On the specifics of this controversy, there are a number of things to keep in mind too.  For starters, the president’s justification for bombing ISIS targets comes from prior authorizations passed in 2001 and 2003.  Furthermore, and as Tim Kaine noted in his New York Times editorial, Congress worded these authorizations broadly, without temporal or geographic restrictions.  So in this respect, the Obama administration’s “authority” came from Congress (not some unfounded power grab).

Is Congress powerless in this respect?  No.  Congress can simply revoke the president’s authority.  How?  By passing a law!  In a more general sense, Congress could defund the war effort or impeach the president.  Will lawmakers do any of this?  Of course not.  Less than a month ago, Congress voted overwhelmingly to approve Obama’s proposal to arm moderate Syrian rebels.  Just 22 senators and 156 representatives voted no (with an even balance of Democrats and Republicans in opposition).  In my mind, that’s a sufficient proxy for how a vote on bombing ISIS would turn out.

So, it’s not that Congress is “incapable” or “powerless” against a tyrannical president.  Rather, lawmakers on both sides of the aisle are simply “unwilling” to act.  On this issue, retiring Representative Jack Kingston summed it up perfectly:

A lot of people would like to stay on the sideline and say, ‘Just bomb the place and tell us about it later.’ It’s an election year.
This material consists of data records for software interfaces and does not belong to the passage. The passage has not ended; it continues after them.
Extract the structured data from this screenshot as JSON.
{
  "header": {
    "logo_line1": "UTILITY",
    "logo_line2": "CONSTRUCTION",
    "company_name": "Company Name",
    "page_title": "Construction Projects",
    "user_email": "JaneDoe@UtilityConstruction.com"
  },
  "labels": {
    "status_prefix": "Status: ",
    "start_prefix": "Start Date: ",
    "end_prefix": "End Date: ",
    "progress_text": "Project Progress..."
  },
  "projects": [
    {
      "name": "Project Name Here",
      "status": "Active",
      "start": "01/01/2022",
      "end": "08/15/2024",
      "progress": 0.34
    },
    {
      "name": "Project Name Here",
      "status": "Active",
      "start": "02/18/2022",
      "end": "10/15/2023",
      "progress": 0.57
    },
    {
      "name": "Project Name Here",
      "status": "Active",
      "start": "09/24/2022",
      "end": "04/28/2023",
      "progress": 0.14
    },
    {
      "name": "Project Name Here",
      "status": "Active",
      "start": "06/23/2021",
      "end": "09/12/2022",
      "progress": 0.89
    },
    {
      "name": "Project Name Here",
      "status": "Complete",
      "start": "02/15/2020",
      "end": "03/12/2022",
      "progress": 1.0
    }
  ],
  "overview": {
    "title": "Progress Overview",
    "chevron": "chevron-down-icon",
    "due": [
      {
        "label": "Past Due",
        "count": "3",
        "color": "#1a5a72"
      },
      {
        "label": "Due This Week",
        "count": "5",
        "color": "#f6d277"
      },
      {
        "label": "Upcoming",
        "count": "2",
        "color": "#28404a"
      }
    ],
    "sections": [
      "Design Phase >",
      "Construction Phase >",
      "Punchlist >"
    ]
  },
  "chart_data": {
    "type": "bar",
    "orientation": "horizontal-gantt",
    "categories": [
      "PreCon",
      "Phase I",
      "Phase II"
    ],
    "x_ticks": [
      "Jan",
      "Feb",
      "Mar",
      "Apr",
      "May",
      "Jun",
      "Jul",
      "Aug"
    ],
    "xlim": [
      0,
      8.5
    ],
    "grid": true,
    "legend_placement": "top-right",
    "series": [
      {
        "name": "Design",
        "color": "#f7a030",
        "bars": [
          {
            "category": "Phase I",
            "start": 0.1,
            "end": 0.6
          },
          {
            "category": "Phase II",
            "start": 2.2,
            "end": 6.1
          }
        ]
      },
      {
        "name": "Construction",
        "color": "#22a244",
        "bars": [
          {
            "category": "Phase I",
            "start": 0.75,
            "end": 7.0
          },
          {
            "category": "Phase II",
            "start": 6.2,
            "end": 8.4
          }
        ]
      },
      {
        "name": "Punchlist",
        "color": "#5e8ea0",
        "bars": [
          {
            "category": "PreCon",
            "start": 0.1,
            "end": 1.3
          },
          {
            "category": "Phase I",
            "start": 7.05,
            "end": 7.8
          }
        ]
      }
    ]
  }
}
A lot of Democrats don’t know how it would play in their party, and Republicans don’t want to change anything. We like the path we’re on now. We can denounce it if it goes bad, and praise it if it goes well and ask what took him so long.

A final counter argument is that the president should force Congress back from its recess (see for example Eugene Robinson if the Washington Post here).  First of all, there’s nothing stopping the Congress from calling itself back into session.  But second, and more importantly, the president’s power to call Congress back into session is a very powerful tool.  As such, it should be used sparingly.  In fact, since the passage of the 20th Amendment (which moved the start of Congress’s session from March 4 to January 3), there have only been four instances where the president called Congress back into session.  Since 1950, there have been none!

So while the president certainly could call Congress back, that power should be reserved for national emergencies.  Besides, if the president called Congress back for an emergency session, that would be yet another instance of the executive branch exercising its constitutional authority over the legislative branch.  If you’re opposed to presidential “power grabs,” is that really what you want?  As a proponent of a strong legislative branch, I’d much rather Congress call itself back and exert its own constitutional powers.  I don’t blame the president, I blame Congress.

Posted in American Political Development, Legislative Politics, Separation of Powers, The Presidency | 1 Comment